• _GIVEN RECORDS_:
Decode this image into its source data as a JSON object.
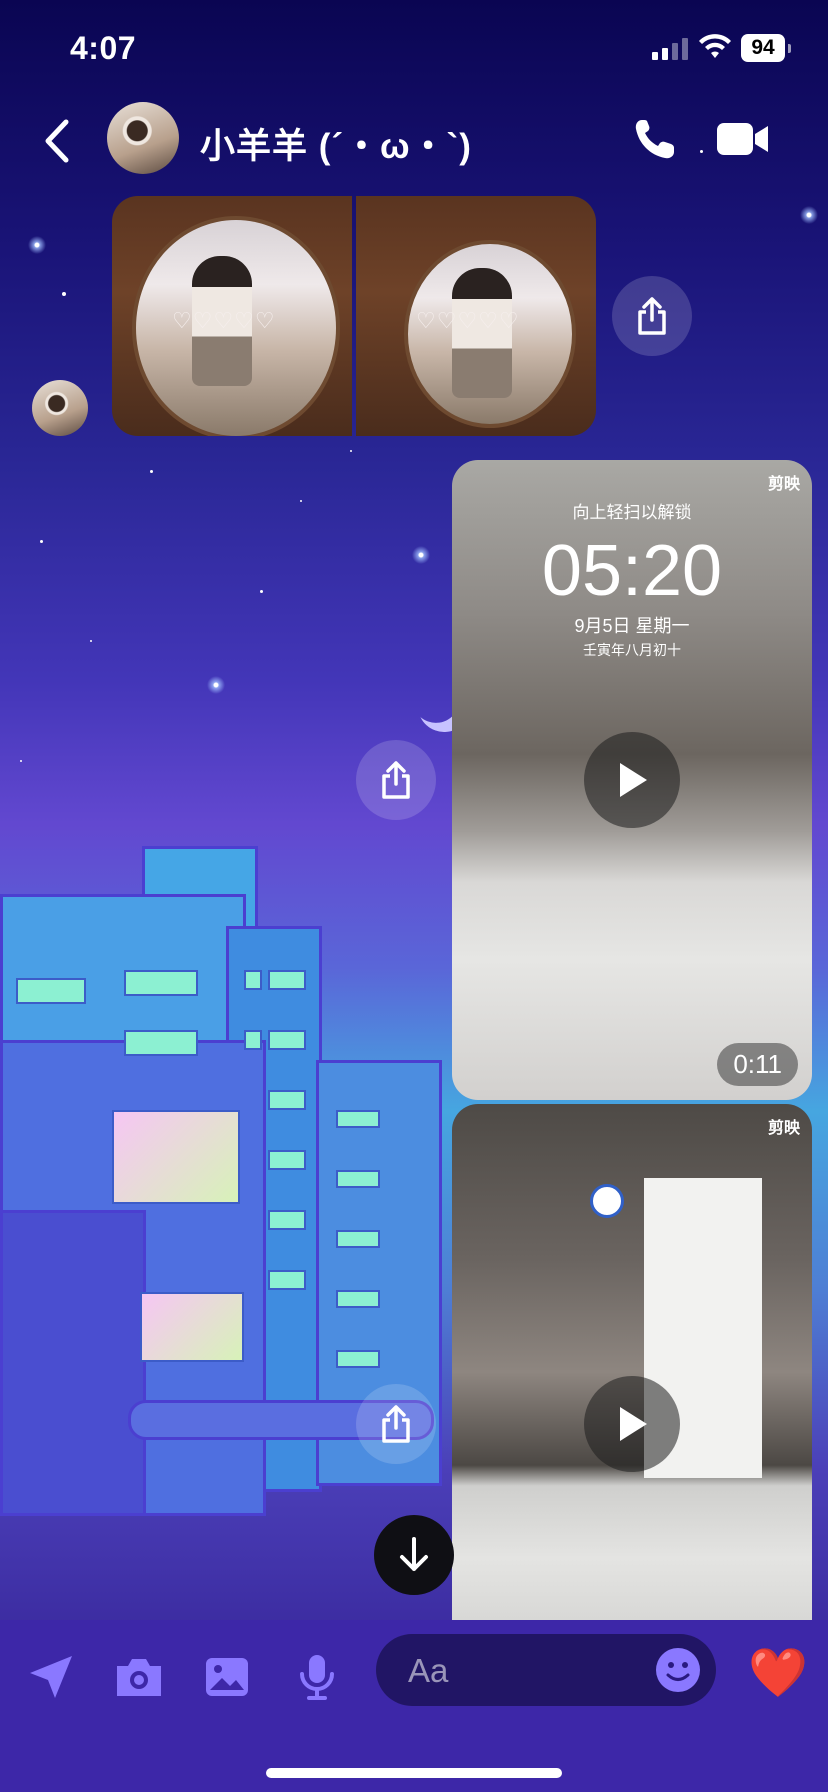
{
  "status_bar": {
    "time": "4:07",
    "battery": "94"
  },
  "header": {
    "contact_name": "小羊羊 (´・ω・`)"
  },
  "messages": {
    "photo_hearts": "♡♡♡♡♡",
    "video1": {
      "watermark": "剪映",
      "lock_hint": "向上轻扫以解锁",
      "clock": "05:20",
      "date": "9月5日  星期一",
      "lunar": "壬寅年八月初十",
      "duration": "0:11"
    },
    "video2": {
      "watermark": "剪映"
    }
  },
  "composer": {
    "placeholder": "Aa",
    "like_emoji": "❤️"
  },
  "colors": {
    "composer_bg": "#3d27a8",
    "accent": "#6a5cff"
  }
}
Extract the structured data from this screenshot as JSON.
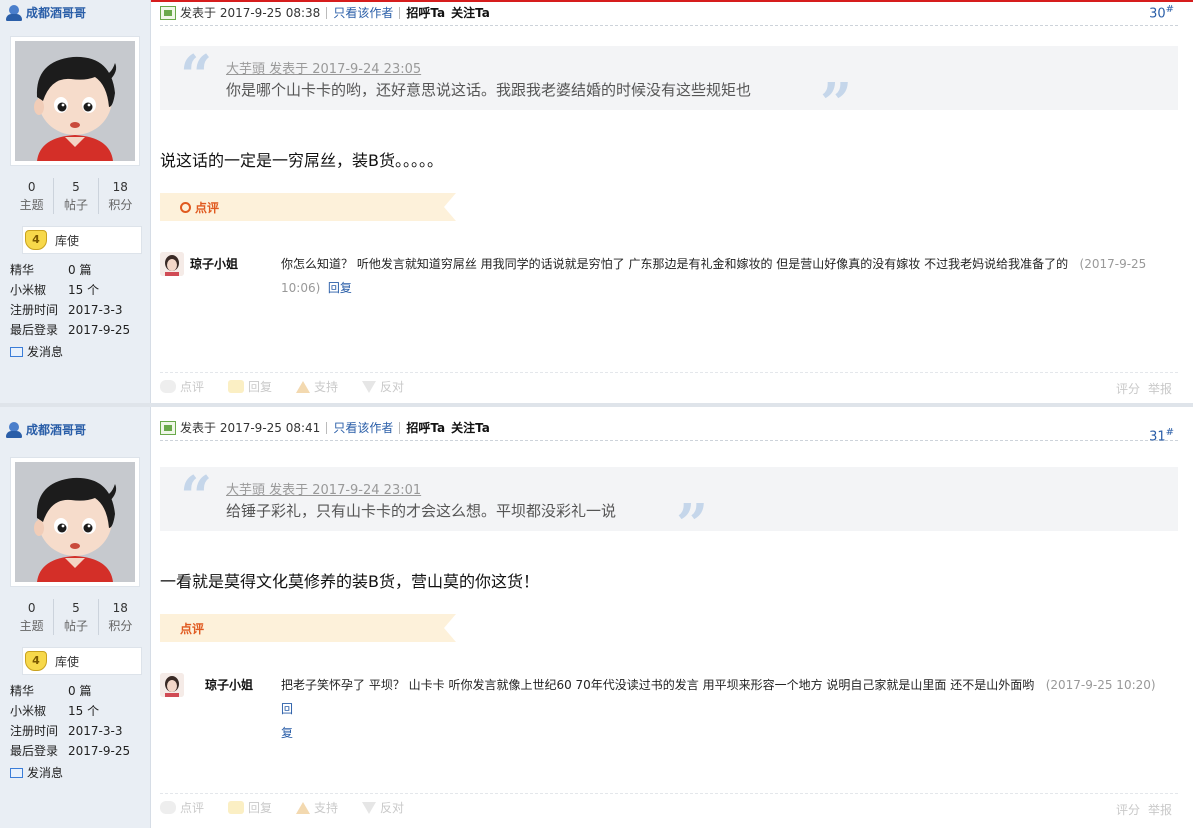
{
  "posts": [
    {
      "author": "成都酒哥哥",
      "stats": [
        {
          "num": "0",
          "label": "主题"
        },
        {
          "num": "5",
          "label": "帖子"
        },
        {
          "num": "18",
          "label": "积分"
        }
      ],
      "rank_level": "4",
      "rank_name": "库使",
      "info": [
        {
          "key": "精华",
          "value": "0 篇"
        },
        {
          "key": "小米椒",
          "value": "15 个"
        },
        {
          "key": "注册时间",
          "value": "2017-3-3"
        },
        {
          "key": "最后登录",
          "value": "2017-9-25"
        }
      ],
      "send_message": "发消息",
      "post_time": "发表于 2017-9-25 08:38",
      "only_author": "只看该作者",
      "greet": "招呼Ta",
      "follow": "关注Ta",
      "floor": "30",
      "floor_sup": "#",
      "quote_meta": "大芋頭 发表于 2017-9-24 23:05",
      "quote_text": "你是哪个山卡卡的哟，还好意思说这话。我跟我老婆结婚的时候没有这些规矩也",
      "body": "说这话的一定是一穷屌丝，装B货。。。。。",
      "dianping_label": "点评",
      "comment": {
        "name": "琼子小姐",
        "text": "你怎么知道？ 听他发言就知道穷屌丝 用我同学的话说就是穷怕了 广东那边是有礼金和嫁妆的 但是营山好像真的没有嫁妆 不过我老妈说给我准备了的",
        "time": "(2017-9-25",
        "time2": "10:06)",
        "reply": "回复"
      },
      "actions": {
        "dianping": "点评",
        "reply": "回复",
        "support": "支持",
        "oppose": "反对",
        "rate": "评分",
        "report": "举报"
      }
    },
    {
      "author": "成都酒哥哥",
      "stats": [
        {
          "num": "0",
          "label": "主题"
        },
        {
          "num": "5",
          "label": "帖子"
        },
        {
          "num": "18",
          "label": "积分"
        }
      ],
      "rank_level": "4",
      "rank_name": "库使",
      "info": [
        {
          "key": "精华",
          "value": "0 篇"
        },
        {
          "key": "小米椒",
          "value": "15 个"
        },
        {
          "key": "注册时间",
          "value": "2017-3-3"
        },
        {
          "key": "最后登录",
          "value": "2017-9-25"
        }
      ],
      "send_message": "发消息",
      "post_time": "发表于 2017-9-25 08:41",
      "only_author": "只看该作者",
      "greet": "招呼Ta",
      "follow": "关注Ta",
      "floor": "31",
      "floor_sup": "#",
      "quote_meta": "大芋頭 发表于 2017-9-24 23:01",
      "quote_text": "给锤子彩礼，只有山卡卡的才会这么想。平坝都没彩礼一说",
      "body": "一看就是莫得文化莫修养的装B货，营山莫的你这货！",
      "dianping_label": "点评",
      "comment": {
        "name": "琼子小姐",
        "text": "把老子笑怀孕了 平坝？ 山卡卡 听你发言就像上世纪60 70年代没读过书的发言 用平坝来形容一个地方 说明自己家就是山里面 还不是山外面哟",
        "time": "(2017-9-25 10:20)",
        "time2": "",
        "reply": "回",
        "reply2": "复"
      },
      "actions": {
        "dianping": "点评",
        "reply": "回复",
        "support": "支持",
        "oppose": "反对",
        "rate": "评分",
        "report": "举报"
      }
    }
  ]
}
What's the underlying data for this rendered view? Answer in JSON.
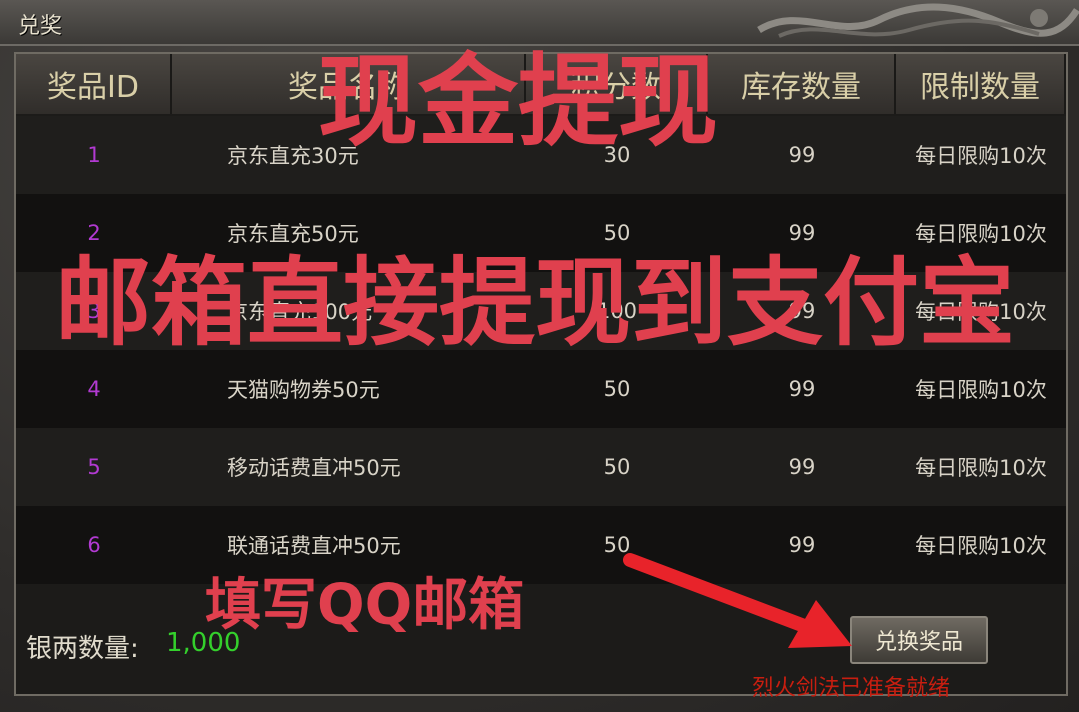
{
  "window": {
    "title": "兑奖"
  },
  "table": {
    "headers": [
      "奖品ID",
      "奖品名称",
      "积分数",
      "库存数量",
      "限制数量"
    ],
    "rows": [
      {
        "id": "1",
        "name": "京东直充30元",
        "points": "30",
        "stock": "99",
        "limit": "每日限购10次"
      },
      {
        "id": "2",
        "name": "京东直充50元",
        "points": "50",
        "stock": "99",
        "limit": "每日限购10次"
      },
      {
        "id": "3",
        "name": "京东直充100元",
        "points": "100",
        "stock": "99",
        "limit": "每日限购10次"
      },
      {
        "id": "4",
        "name": "天猫购物券50元",
        "points": "50",
        "stock": "99",
        "limit": "每日限购10次"
      },
      {
        "id": "5",
        "name": "移动话费直冲50元",
        "points": "50",
        "stock": "99",
        "limit": "每日限购10次"
      },
      {
        "id": "6",
        "name": "联通话费直冲50元",
        "points": "50",
        "stock": "99",
        "limit": "每日限购10次"
      }
    ]
  },
  "footer": {
    "silver_label": "银两数量:",
    "silver_value": "1,000",
    "exchange_button": "兑换奖品",
    "status_text": "烈火剑法已准备就绪"
  },
  "overlays": {
    "headline": "现金提现",
    "subline": "邮箱直接提现到支付宝",
    "hint": "填写QQ邮箱"
  },
  "colors": {
    "overlay_text": "#e0404e",
    "arrow": "#e8232a",
    "id_text": "#b23ad2",
    "silver_value": "#34d02c",
    "status_text": "#c81e10"
  },
  "icons": {
    "decoration": "dragon-ornament-icon",
    "pointer": "arrow-icon"
  }
}
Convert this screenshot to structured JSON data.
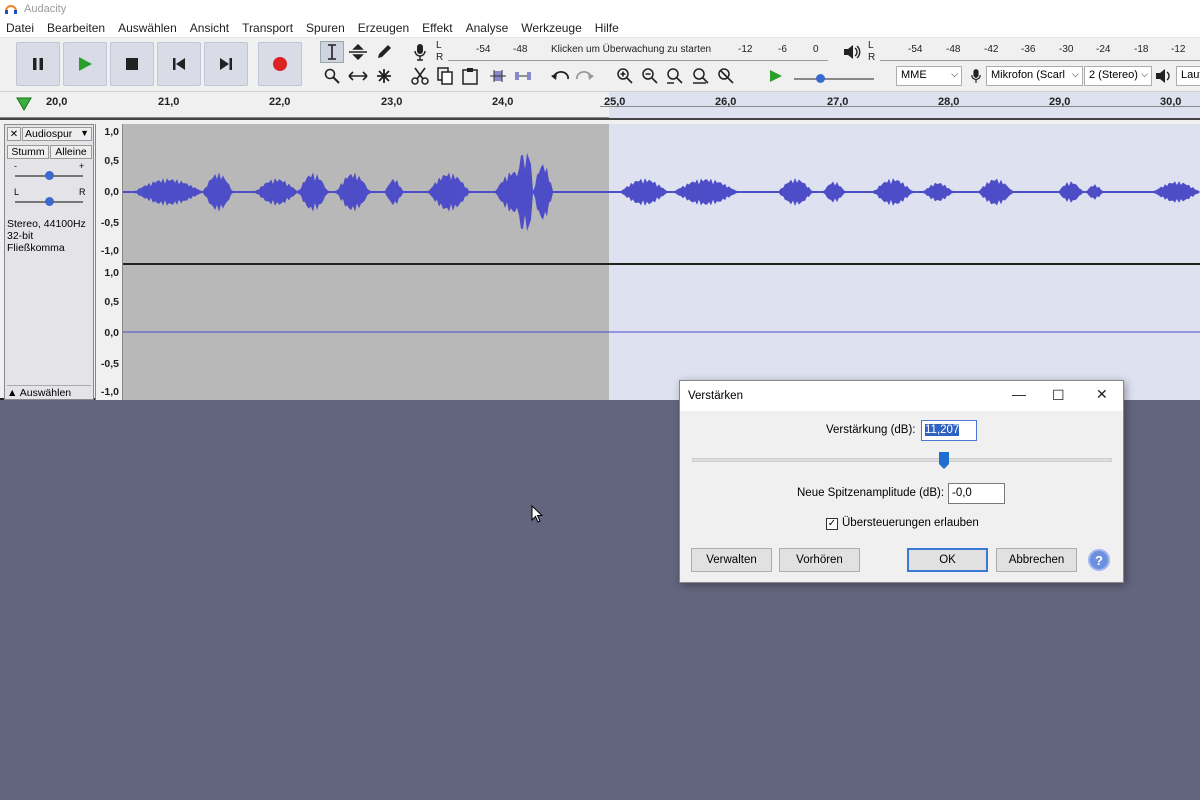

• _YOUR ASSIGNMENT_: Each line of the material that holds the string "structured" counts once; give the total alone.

• _EXERCISE RESPONSE_: 2